His solution is what Jon Elster has described as the "abdication" or "abstention" theory.[12] It contends that the bourgeoisie found that the advantages of wielding direct power were under the circumstances outweighed by various costs and disadvantages, so they were willing to tolerate an aristocratic or despotic government as long as it did not act too detrimentally to their interests. Marx makes several points. Regarding England, he says of the bourgeoisie that "if the aristocracy is their vanishing opponent the working class is their arising enemy. They prefer to compromise with the vanishing opponent rather than to strengthen the rising enemy, to whom the future belongs".[13]

Marx also suggests that it would be better for the bourgeoisie not to wield power directly because this would make their dominance too obvious, creating a clear target for proletarian attack.[14] It is better to make the workers fight a "two front war" (Elster) against the aristocracy in government and the bourgeoisie in the economy. Among other things, this would make it difficult for the proletarians to form a clear conception of who was their principal enemy. Regarding France, he suggests that the bourgeoisie recognized that they had been better off under the monarchy (1830–1848) than during the brief period when they wielded power themselves (1848–1851) "since they must now confront the subjugated classes and contend against them without mediation, without the concealment afforded by the crown".[15]


  1. ^ Separation but with limitations: Evans, p 112. The quote is from the Critique, p 115, in Evans, p 112.
  2. ^ Marx, Karl; Engels, Friedrich (1848). The Communist Manifesto. "Chapter I. Bourgeois and Proletarians". Marxists Internet Archive. Retrieved 10 August 2019.
  3. ^ The sentence is about a quarter of the way through Chapter I: "Bourgeois and Proletarians".
  4. ^ Marx, Karl; Engels, Friederich. "The German Ideology: Chapter 1 - On Feuerbach". Retrieved 2 October 2018.
  5. ^ Marx, Karl. "Economic Manuscripts: Preface to A Contribution to the Critique of Political Economy". Retrieved 2 October 2018.
  6. ^ a b Marx, Karl. "The German Ideology.
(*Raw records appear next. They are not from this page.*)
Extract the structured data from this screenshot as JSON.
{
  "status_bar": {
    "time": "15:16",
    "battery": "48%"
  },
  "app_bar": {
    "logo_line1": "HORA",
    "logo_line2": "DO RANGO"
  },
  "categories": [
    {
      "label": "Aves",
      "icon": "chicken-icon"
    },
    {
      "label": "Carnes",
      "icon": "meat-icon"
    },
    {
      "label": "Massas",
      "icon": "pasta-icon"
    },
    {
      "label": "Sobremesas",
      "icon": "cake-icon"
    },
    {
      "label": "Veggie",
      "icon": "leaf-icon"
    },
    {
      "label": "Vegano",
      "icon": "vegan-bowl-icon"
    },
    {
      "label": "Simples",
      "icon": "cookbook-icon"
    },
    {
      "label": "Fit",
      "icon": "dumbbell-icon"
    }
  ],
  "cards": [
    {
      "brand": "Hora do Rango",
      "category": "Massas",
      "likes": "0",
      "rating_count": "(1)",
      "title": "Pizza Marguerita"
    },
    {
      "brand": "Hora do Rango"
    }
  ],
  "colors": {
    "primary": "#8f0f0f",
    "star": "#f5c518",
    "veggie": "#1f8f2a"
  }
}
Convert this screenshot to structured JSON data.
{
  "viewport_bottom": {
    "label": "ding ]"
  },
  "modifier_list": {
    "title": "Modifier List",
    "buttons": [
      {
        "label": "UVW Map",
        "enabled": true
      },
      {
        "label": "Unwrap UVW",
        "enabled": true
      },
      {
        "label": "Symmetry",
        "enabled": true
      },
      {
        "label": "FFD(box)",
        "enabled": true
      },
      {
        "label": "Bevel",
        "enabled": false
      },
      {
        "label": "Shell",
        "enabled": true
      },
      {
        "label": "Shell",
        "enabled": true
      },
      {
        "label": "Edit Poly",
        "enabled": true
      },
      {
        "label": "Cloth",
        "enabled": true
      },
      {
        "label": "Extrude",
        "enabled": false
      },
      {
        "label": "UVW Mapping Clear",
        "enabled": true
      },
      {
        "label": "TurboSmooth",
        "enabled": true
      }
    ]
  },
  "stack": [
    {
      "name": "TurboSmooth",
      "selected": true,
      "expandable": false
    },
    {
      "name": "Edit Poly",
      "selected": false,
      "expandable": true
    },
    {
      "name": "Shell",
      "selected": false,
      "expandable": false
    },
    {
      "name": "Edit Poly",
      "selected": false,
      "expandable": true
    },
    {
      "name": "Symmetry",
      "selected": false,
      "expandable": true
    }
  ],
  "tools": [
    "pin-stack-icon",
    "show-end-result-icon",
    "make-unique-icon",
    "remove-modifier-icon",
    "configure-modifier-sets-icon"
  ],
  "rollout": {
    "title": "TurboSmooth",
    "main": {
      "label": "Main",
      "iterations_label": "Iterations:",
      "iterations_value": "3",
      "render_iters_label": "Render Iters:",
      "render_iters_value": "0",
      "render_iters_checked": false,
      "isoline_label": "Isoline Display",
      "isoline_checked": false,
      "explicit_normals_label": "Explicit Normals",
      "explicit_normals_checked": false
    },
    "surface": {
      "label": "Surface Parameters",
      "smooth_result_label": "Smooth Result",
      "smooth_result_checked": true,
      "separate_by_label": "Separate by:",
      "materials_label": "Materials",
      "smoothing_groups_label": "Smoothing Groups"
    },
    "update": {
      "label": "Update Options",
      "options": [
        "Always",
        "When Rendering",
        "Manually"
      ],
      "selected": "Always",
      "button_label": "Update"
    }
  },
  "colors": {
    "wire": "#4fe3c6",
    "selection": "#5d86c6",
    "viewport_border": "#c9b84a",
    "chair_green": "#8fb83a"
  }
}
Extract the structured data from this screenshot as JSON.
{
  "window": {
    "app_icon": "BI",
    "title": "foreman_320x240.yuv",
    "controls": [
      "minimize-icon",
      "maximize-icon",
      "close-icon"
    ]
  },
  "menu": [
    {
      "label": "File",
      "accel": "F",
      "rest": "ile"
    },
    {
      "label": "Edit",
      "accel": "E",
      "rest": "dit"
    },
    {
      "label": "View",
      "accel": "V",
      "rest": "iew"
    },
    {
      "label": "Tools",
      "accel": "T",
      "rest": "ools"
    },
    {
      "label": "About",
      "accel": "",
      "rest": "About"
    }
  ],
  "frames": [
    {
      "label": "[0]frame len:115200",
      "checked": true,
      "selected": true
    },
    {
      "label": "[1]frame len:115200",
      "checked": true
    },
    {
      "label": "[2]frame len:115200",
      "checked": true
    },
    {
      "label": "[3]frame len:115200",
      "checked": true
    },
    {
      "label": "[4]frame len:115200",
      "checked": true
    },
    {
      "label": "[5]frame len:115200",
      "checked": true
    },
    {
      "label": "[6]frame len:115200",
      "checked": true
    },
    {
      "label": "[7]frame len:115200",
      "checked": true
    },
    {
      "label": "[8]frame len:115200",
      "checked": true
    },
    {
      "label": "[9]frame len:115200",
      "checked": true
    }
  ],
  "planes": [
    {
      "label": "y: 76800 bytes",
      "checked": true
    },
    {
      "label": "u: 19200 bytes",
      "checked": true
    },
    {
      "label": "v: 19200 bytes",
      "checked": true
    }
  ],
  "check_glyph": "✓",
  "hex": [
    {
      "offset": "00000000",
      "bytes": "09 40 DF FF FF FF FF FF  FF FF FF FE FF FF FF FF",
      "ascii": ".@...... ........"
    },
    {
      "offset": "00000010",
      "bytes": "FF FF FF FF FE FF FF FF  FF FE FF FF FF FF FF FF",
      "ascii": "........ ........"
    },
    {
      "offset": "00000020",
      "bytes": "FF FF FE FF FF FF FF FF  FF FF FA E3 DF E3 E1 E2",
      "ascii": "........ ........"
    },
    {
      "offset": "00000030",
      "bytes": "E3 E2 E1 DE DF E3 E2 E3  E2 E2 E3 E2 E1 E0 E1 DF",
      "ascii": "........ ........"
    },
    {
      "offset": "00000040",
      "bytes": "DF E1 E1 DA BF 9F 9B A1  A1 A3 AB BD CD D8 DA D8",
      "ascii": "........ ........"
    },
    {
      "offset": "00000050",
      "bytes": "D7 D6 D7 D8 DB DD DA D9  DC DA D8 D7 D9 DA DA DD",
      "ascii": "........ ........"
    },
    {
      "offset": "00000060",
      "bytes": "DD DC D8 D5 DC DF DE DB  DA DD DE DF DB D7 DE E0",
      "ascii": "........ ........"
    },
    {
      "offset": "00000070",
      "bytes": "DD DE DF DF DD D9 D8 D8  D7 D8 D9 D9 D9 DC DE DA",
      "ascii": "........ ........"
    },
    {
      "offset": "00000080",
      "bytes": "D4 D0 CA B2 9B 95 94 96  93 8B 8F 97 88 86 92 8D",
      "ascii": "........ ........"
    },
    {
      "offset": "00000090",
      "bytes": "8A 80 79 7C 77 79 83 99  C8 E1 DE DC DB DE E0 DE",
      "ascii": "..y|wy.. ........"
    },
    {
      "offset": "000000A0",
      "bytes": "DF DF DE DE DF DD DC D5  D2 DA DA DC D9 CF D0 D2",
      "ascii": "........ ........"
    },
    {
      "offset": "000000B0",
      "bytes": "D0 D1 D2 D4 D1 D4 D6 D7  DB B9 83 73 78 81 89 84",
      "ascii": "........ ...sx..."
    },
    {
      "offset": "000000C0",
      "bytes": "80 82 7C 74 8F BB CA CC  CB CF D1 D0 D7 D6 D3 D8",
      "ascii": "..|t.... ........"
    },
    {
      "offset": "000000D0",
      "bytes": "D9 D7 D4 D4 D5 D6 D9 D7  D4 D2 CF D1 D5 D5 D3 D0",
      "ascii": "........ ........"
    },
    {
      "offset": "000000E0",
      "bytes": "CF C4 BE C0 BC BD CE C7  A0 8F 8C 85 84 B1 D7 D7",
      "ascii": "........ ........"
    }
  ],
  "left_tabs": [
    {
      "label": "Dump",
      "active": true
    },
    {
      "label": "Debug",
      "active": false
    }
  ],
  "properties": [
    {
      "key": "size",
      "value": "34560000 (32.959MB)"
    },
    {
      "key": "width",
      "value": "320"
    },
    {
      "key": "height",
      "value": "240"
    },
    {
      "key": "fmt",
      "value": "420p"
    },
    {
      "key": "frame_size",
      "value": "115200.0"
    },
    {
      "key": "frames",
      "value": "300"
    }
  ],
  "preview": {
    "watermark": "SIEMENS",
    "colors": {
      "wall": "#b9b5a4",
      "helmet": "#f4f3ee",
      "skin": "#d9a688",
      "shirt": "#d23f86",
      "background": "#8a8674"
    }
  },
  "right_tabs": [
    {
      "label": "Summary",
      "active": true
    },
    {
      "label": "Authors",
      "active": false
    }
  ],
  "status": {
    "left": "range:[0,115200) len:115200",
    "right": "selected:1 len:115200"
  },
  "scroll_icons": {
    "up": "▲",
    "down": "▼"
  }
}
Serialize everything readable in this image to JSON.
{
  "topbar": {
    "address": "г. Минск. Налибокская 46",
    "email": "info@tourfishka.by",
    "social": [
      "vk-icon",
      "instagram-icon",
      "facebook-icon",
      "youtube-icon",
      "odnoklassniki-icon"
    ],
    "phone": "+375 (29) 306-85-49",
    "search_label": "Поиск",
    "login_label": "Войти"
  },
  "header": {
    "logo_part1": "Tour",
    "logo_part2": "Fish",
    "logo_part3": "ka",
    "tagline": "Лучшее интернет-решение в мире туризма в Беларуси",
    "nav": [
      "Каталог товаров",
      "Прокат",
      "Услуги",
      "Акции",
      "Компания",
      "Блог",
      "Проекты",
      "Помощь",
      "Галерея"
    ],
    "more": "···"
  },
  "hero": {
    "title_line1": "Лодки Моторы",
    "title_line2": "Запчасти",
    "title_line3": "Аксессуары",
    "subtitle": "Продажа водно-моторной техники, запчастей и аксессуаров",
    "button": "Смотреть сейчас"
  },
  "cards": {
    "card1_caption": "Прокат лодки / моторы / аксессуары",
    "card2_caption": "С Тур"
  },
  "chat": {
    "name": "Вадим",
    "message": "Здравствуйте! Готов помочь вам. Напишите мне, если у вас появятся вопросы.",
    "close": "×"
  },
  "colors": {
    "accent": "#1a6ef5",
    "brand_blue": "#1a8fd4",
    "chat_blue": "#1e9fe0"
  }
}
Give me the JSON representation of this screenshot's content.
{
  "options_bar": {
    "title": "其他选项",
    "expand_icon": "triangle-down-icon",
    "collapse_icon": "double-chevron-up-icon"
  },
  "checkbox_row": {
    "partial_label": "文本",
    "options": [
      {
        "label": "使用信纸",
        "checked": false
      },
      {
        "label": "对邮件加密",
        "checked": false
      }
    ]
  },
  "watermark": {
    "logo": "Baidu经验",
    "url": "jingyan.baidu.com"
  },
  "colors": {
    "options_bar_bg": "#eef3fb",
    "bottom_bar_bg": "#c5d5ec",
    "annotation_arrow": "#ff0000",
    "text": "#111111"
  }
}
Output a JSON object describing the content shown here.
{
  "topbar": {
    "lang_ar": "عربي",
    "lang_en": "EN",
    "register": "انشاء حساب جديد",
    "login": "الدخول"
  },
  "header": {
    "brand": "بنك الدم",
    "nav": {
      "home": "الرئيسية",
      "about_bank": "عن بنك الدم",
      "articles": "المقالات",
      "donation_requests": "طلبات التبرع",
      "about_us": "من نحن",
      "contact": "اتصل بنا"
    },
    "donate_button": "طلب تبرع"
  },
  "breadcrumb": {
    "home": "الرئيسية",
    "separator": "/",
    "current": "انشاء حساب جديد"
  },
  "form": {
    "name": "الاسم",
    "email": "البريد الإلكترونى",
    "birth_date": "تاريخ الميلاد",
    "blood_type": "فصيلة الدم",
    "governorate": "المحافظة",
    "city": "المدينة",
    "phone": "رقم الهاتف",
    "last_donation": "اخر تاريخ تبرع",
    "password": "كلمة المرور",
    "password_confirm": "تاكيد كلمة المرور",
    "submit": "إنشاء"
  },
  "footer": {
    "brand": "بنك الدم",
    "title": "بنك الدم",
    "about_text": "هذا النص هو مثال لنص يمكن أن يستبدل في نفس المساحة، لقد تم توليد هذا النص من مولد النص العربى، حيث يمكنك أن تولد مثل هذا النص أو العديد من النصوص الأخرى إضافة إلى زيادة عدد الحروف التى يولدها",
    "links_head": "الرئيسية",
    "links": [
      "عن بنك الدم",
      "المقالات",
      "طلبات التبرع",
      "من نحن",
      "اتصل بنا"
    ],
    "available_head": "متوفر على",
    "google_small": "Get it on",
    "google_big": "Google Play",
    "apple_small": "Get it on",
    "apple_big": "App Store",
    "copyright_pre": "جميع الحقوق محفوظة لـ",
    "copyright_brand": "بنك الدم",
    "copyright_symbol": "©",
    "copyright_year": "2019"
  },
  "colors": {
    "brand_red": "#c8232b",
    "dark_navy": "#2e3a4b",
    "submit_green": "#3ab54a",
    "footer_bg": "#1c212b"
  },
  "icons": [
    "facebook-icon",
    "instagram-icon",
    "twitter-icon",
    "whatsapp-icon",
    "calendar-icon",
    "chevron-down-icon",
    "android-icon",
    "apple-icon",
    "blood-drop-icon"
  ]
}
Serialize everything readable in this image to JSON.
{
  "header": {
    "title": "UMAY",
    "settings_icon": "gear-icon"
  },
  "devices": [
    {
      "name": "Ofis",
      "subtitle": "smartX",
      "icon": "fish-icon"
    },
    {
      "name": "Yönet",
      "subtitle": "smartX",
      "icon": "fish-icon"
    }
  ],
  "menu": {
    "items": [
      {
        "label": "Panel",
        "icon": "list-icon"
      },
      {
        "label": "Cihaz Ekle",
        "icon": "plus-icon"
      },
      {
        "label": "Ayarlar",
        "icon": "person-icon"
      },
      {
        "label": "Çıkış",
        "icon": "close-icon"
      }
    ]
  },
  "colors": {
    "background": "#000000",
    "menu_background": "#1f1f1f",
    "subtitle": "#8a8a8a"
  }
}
Chapter Three: Saint Max". Retrieved 2 October 2018.
  7. ^ Blunden, Andy. "MECW File Not Found". Retrieved 2 October 2018.
  8. ^ Marx, Karl. "Part I: Feuerbach. Opposition of the Materialist and Idealist Outlook". Retrieved 10 August 2019.
  9. ^ Isaac Pinto, Lettre sur la Jalousie du Commerce in Traité de la Circulation et du Crédit.
  10. ^ Marx, Karl. "5. Society as Bourgeois Society". Retrieved 10 August 2019.
  11. ^ Evans, p 126: "for Marx the failure of the bourgeoisie to act as a ruling class, to give their economic power political substance, was one of the major features of the post-1848 situation, as true of England and France as of Germany."
  12. ^ Elster, Chap 8.
  13. ^ "The Chartists", New York Daily Tribune, 25 August 1852; in Evans, p 126.
  14. ^ Evans, p 116. He cites Eighteenth Brumaire of Lous Napoleon.
  15. ^ Marx, Karl (1852) [1963]. The Eighteenth Brumaire of Louis Bonaparte. New York: International Publishers. p 49. In Elster, p. 147.


  • Evans, Michael (1975). Karl Marx. London.